be able to manufacture an atom bomb within one to two years from the moment it decides to do so, Military Intelligence Chief Major-General Aviv Kochavi estimated Tuesday.
In his first appearance before the Knesset's Foreign Affairs and Defense Committee, the Military Intelligence chief said that the question is not when Iran will have a bomb, but how long it will take it to produce it from the moment Iran's Supreme Leader Ayatollah Seyyed Ali Khamenei makes the decision.
"Based on the infrastructure, technology and amount of uranium Iran has accumulated, they will be able to finish developing nuclear weapons within one to two years f
rom the moment the leader decides."
He added that this estimate is not relevant for a missile-mounted nuclear warhead which would require several years more. Nevertheless, he noted "the activation of nuclear weapons does not have to involve a missile."
According to Kochavi, the Iranian regime is maintaining stability despite the sanctions. "The sanctions do not affect the nuclear program and Iran's military empowerment," he said. "On the other hand, the sanctions are a burden on Iran on the financial and civilian levels."
Referring to the crisis in Lebanon the
MI chief noted, "It's unclear whether Hezbollah is trying to take over Lebanon as it realizes this goes against its interest, in light of the limitations it will force upon it."
According to Kochavi, "Hezbollah has learned from the Hamas model.

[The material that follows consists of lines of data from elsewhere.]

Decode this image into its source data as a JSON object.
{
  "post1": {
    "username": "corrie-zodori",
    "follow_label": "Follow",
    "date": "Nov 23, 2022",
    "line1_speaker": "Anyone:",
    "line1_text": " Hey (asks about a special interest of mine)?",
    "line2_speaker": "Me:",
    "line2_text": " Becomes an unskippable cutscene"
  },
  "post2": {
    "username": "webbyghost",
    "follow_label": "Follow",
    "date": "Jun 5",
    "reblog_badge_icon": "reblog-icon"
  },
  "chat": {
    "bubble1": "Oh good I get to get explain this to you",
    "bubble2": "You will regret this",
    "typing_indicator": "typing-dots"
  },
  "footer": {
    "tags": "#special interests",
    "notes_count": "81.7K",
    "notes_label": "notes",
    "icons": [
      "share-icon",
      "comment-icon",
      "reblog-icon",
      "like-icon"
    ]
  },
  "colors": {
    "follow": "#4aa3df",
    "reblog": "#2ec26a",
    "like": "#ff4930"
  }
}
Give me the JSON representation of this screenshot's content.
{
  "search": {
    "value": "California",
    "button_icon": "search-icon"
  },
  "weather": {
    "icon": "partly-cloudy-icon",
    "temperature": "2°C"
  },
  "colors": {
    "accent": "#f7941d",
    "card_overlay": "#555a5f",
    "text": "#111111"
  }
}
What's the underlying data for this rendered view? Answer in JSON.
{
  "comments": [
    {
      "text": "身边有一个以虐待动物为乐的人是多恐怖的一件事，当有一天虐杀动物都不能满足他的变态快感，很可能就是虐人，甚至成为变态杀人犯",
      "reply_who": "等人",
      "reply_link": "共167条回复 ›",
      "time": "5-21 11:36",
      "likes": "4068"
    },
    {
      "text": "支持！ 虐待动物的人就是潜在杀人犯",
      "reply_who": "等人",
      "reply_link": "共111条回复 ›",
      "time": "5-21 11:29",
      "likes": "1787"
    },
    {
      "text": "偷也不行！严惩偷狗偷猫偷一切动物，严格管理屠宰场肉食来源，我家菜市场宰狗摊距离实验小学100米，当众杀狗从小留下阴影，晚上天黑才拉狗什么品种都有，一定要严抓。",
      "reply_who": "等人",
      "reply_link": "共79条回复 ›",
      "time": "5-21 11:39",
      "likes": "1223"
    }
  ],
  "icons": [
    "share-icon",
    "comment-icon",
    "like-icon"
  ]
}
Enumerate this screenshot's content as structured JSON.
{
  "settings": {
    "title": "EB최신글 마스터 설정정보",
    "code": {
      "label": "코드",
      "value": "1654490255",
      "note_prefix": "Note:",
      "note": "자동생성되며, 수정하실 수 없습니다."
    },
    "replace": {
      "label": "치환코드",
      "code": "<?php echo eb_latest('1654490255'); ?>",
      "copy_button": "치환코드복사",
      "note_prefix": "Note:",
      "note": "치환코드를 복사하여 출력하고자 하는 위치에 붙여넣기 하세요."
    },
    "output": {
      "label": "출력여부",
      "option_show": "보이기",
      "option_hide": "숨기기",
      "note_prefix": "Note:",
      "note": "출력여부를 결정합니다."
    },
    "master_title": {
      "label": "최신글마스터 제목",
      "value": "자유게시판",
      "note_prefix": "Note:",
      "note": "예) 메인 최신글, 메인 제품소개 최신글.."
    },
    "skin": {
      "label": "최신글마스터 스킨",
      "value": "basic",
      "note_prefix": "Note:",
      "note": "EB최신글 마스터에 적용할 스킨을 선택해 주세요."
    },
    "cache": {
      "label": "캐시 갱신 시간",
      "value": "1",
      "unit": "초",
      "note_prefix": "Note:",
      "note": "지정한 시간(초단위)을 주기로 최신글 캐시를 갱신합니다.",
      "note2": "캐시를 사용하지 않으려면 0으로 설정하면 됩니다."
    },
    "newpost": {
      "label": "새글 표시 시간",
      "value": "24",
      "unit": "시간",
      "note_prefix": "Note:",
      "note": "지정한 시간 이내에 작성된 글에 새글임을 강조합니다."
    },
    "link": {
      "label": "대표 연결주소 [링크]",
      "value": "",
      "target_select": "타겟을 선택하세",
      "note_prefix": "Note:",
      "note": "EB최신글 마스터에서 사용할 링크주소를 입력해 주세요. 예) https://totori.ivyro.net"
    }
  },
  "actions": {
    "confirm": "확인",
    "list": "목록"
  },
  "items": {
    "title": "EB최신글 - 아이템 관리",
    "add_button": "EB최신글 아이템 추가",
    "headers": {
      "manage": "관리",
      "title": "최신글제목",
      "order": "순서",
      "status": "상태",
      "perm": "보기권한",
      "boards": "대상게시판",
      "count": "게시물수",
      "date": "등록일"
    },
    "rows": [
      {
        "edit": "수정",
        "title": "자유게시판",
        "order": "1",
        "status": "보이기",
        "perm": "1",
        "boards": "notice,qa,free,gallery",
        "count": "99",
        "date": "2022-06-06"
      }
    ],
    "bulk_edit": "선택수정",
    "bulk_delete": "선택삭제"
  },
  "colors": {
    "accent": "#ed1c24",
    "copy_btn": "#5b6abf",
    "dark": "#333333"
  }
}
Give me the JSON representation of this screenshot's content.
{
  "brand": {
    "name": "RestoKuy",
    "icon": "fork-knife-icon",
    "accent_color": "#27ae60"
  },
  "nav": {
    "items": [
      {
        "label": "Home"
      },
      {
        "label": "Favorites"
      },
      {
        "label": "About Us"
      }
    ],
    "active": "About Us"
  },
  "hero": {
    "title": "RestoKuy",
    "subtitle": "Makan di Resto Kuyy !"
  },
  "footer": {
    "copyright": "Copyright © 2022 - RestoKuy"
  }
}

It wants to influence the regime but not be the official ruler." The effects of the Second Lebanon War are still evident in Hezbollah, he said.
Commenting on Syria, the MI chief said that Damascus continues to tighten its relations with radical axis powers on the operative level, while developing connections with Europe without having to pay a price. He added that Assad believes that time is on his side as far as the peace process with Israel is concerned.
The Palestinian Authority prefers pursuing negotiations with Israel, Kochabi said.